verb (used with object), stat·ed, stat·ing.
- state aid,
- state attorney,
- state bank,
- state bird,
- state capitalism
Origin of state
Examples from the Web for state
Dental leaders barnstormed the state, and cities began to fluoridate.
This week, Florida became the 36th state to allow same-sex marriage.
But if you have a hearing and you prove that someone is mature enough, well then that state interest evaporates.
Duke was a state representative whose neo-Nazi alliances were disgorged in media reports during his run for governor in 1991.
At the time (and until 1913), U.S. senators were not popularly elected but were selected by the state legislature.The Black Man Who Replaced Jefferson Davis in the Senate|Philip Dray|January 7, 2015|DAILY BEAST
It is always of a deep colour, and is doubtless introduced in the state of cercaria, when the animal is drinking.Animal Parasites and Messmates|P. J. Van Beneden
One of the "owned" senators representing a decadent New England state, himself master of the state political machine.Theft|Jack London
There was nothing in the state of the atmosphere to attract special attention.A History of Epidemics in Britain, Volume II (of 2)|Charles Creighton
You state here, 'upon cool, deliberate inquiry': what was that cool, deliberate inquiry?
He wrought a state out of tribal kinship and fostered an independence and self-reliance which no oppression could destroy.Optimism|Helen Keller
verb (tr; may take a clause as object)
Word Origin for state
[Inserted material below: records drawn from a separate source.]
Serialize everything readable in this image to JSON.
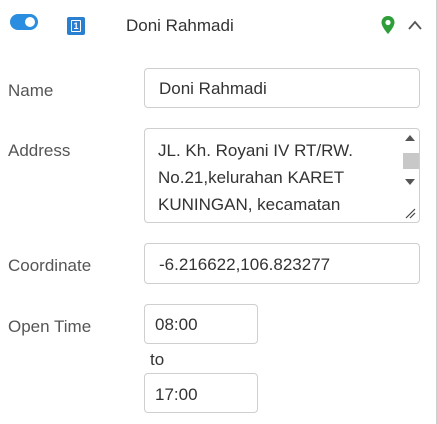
{
  "header": {
    "toggle_state": "on",
    "badge": "1",
    "title": "Doni Rahmadi",
    "icons": [
      "toggle-on-icon",
      "map-pin-icon",
      "chevron-up-icon"
    ],
    "accent_color": "#2a8de0",
    "pin_color": "#2e9e3a"
  },
  "form": {
    "name": {
      "label": "Name",
      "value": "Doni Rahmadi"
    },
    "address": {
      "label": "Address",
      "value": "JL. Kh. Royani IV RT/RW. No.21,kelurahan KARET KUNINGAN, kecamatan"
    },
    "coordinate": {
      "label": "Coordinate",
      "value": "-6.216622,106.823277"
    },
    "open_time": {
      "label": "Open Time",
      "from": "08:00",
      "separator": "to",
      "to": "17:00"
    }
  }
}
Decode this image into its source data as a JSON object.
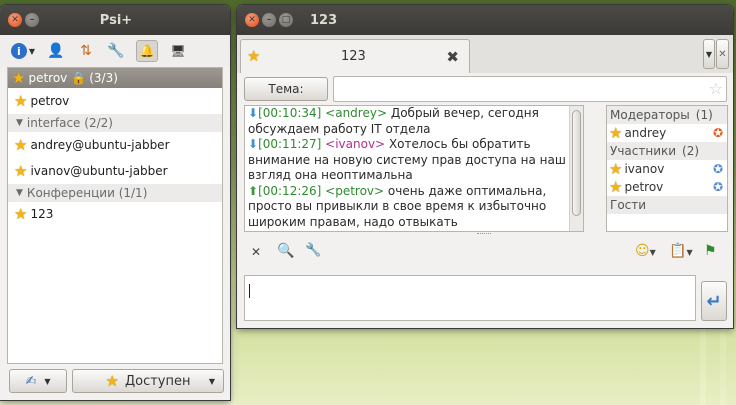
{
  "roster_window": {
    "title": "Psi+",
    "self_group": {
      "label": "petrov",
      "count": "(3/3)"
    },
    "self_contact": "petrov",
    "groups": [
      {
        "label": "interface (2/2)",
        "contacts": [
          "andrey@ubuntu-jabber",
          "ivanov@ubuntu-jabber"
        ]
      },
      {
        "label": "Конференции (1/1)",
        "contacts": [
          "123"
        ]
      }
    ],
    "status_button": "Доступен"
  },
  "chat_window": {
    "title": "123",
    "tab_label": "123",
    "topic_button": "Тема:",
    "topic_value": "",
    "messages": [
      {
        "time": "[00:10:34]",
        "nick": "<andrey>",
        "text": "Добрый вечер, сегодня",
        "cont": "обсуждаем работу IT отдела"
      },
      {
        "time": "[00:11:27]",
        "nick": "<ivanov>",
        "text": "Хотелось бы обратить",
        "cont": "внимание на новую систему прав доступа на наш",
        "cont2": "взгляд она неоптимальна"
      },
      {
        "time": "[00:12:26]",
        "nick": "<petrov>",
        "text": "очень даже оптимальна,",
        "cont": "просто вы привыкли в свое время к избыточно",
        "cont2": "широким правам, надо отвыкать"
      }
    ],
    "occupants": {
      "moderators_label": "Модераторы",
      "moderators_count": "(1)",
      "moderators": [
        "andrey"
      ],
      "participants_label": "Участники",
      "participants_count": "(2)",
      "participants": [
        "ivanov",
        "petrov"
      ],
      "guests_label": "Гости"
    },
    "input_value": ""
  }
}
early 13c., "circumstances, temporary attributes of a person or thing, conditions," from Latin status "manner of standing, position, condition," noun of action from past participle stem of stare "to stand" from PIE root *sta- "to stand" (see stet). Some Middle English senses are via Old French estat (French état; see estate).
The Latin word was adopted into other modern Germanic languages (e.g. German, Dutch staat) but chiefly in the political senses only. Meaning "physical condition as regards form or structure" is attested from late 13c. Meaning "mental or emotional condition" is attested from 1530s (phrase state of mind first attested 1749); colloquial sense of "agitated or perturbed state" is from 1837.
He [the President] shall from time to time give to the Congress Information of the State of the Union, and recommend to their Consideration such Measures as he shall judge necessary and expedient. [U.S. Constitution, Article II, Section iii]
1590s, "to set in a position," from state (n.1); the sense of "declare in words" is first attested 1640s, from the notion of "placing" something on the record. Related: Stated; stating.
"political organization of a country, supreme civil power, government," 1530s, from state (n.1); this sense grew out of the meaning "condition of a country" with regard to government, prosperity, etc. (late 13c.), from Latin phrases such as status rei publicæ "condition of the republic." Often in phrase church and state, which is attested from 1580s.
The sense of "semi-independent political entity under a federal authority" (as in the United States of America) is from 1856; the British North American colonies occasionally were called states as far back as 1630s. The states has been short for "the United States of America" since 1777; hence stateside (1944), World War II U.S. military slang. State rights in U.S. political sense is attested from 1798; form states rights is first recorded 1858.
In addition to the idiom beginning with state
- state of the art
- in a lather (state)
- in state
- ship of state